## Aim of the task
Quote precisely the final stretch of the listing: start at the line containing "Enumerate this screenshot's content" and stop after the last line.

----- Records for this task

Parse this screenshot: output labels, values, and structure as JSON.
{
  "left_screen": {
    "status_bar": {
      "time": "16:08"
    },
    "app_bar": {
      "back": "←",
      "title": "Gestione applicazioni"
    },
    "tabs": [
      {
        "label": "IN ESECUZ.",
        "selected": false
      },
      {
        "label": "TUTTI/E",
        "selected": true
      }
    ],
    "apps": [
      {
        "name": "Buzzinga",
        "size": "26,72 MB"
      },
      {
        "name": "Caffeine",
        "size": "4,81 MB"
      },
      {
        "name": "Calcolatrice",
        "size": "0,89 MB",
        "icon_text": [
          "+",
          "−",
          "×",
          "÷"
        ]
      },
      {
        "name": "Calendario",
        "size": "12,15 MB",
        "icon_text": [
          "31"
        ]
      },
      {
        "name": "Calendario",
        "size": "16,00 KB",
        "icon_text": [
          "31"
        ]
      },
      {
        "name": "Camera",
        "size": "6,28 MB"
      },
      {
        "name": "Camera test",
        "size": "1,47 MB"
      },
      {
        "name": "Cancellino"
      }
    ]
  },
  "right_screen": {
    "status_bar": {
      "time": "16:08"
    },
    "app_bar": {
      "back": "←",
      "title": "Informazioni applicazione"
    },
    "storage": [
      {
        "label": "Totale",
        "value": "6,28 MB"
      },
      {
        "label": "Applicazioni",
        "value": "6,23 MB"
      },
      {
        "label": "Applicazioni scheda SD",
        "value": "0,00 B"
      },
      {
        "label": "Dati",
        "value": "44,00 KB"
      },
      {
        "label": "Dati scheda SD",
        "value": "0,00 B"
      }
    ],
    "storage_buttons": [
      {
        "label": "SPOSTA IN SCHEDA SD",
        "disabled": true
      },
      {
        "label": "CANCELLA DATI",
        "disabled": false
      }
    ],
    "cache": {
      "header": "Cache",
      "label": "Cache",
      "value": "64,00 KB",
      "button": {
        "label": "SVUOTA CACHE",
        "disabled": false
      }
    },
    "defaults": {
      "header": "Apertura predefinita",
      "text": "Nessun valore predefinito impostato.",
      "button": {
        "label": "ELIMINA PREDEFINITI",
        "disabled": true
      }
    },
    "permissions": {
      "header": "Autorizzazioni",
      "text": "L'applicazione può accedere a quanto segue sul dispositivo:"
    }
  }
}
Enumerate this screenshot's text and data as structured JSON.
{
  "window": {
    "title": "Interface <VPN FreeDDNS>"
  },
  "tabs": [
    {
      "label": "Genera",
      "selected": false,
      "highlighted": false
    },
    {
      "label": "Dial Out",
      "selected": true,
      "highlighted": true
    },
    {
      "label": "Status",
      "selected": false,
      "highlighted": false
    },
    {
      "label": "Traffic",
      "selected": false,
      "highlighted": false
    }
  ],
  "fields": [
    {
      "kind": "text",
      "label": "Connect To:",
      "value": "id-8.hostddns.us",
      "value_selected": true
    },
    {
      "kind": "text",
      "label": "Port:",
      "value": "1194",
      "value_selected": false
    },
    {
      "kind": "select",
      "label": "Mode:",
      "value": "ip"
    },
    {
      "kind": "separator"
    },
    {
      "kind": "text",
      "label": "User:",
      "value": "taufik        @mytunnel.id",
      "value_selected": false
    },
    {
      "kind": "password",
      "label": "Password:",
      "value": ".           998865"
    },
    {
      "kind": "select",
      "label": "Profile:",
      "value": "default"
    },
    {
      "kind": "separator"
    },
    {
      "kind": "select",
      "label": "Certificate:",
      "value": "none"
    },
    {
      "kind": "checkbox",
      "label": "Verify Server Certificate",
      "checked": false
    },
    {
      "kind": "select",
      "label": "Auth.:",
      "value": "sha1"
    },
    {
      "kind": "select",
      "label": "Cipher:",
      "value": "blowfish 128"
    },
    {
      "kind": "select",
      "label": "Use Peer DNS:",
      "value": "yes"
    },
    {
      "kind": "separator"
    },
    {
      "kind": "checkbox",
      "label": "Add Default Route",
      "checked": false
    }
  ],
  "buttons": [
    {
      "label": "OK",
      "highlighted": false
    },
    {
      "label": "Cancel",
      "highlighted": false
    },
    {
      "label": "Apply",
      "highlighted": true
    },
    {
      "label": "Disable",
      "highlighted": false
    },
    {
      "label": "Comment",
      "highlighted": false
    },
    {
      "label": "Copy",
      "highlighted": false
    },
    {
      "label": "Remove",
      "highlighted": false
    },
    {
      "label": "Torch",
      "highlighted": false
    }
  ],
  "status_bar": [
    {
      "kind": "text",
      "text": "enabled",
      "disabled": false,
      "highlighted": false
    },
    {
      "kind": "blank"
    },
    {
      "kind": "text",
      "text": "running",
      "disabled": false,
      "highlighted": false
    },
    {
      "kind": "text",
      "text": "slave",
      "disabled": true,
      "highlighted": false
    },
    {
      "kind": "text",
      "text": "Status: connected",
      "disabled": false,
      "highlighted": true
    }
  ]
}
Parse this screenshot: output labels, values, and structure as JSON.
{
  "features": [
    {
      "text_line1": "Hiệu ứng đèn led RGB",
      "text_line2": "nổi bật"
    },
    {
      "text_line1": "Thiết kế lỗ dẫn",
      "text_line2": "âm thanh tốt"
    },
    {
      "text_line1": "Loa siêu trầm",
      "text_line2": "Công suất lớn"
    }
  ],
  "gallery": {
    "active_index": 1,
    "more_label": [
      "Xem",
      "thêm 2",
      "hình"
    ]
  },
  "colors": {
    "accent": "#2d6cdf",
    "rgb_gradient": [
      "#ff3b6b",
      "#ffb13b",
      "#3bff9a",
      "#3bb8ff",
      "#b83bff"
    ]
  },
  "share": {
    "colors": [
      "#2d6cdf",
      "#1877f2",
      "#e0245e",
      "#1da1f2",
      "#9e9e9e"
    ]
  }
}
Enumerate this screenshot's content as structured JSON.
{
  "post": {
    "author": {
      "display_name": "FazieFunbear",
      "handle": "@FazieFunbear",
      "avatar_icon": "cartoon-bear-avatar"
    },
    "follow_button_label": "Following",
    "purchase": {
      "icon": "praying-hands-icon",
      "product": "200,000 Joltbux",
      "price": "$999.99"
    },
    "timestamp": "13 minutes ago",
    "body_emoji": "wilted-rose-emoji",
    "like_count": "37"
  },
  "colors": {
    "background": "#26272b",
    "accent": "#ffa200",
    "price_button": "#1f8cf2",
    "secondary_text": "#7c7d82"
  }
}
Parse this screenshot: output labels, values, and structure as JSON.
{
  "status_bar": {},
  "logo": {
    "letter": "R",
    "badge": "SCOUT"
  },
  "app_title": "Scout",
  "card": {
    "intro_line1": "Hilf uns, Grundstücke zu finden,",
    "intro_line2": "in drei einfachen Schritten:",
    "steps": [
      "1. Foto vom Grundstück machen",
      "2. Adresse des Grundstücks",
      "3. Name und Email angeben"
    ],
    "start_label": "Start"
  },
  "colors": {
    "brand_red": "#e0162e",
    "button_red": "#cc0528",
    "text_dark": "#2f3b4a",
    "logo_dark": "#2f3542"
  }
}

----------

## Answer below
Enumerate this screenshot's content as structured JSON.
{
  "post": {
    "author": {
      "display_name": "FazieFunbear",
      "handle": "@FazieFunbear",
      "avatar_icon": "cartoon-bear-avatar"
    },
    "follow_button_label": "Following",
    "purchase": {
      "icon": "praying-hands-icon",
      "product": "200,000 Joltbux",
      "price": "$999.99"
    },
    "timestamp": "13 minutes ago",
    "body_emoji": "wilted-rose-emoji",
    "like_count": "37"
  },
  "colors": {
    "background": "#26272b",
    "accent": "#ffa200",
    "price_button": "#1f8cf2",
    "secondary_text": "#7c7d82"
  }
}
Parse this screenshot: output labels, values, and structure as JSON.
{
  "status_bar": {},
  "logo": {
    "letter": "R",
    "badge": "SCOUT"
  },
  "app_title": "Scout",
  "card": {
    "intro_line1": "Hilf uns, Grundstücke zu finden,",
    "intro_line2": "in drei einfachen Schritten:",
    "steps": [
      "1. Foto vom Grundstück machen",
      "2. Adresse des Grundstücks",
      "3. Name und Email angeben"
    ],
    "start_label": "Start"
  },
  "colors": {
    "brand_red": "#e0162e",
    "button_red": "#cc0528",
    "text_dark": "#2f3b4a",
    "logo_dark": "#2f3542"
  }
}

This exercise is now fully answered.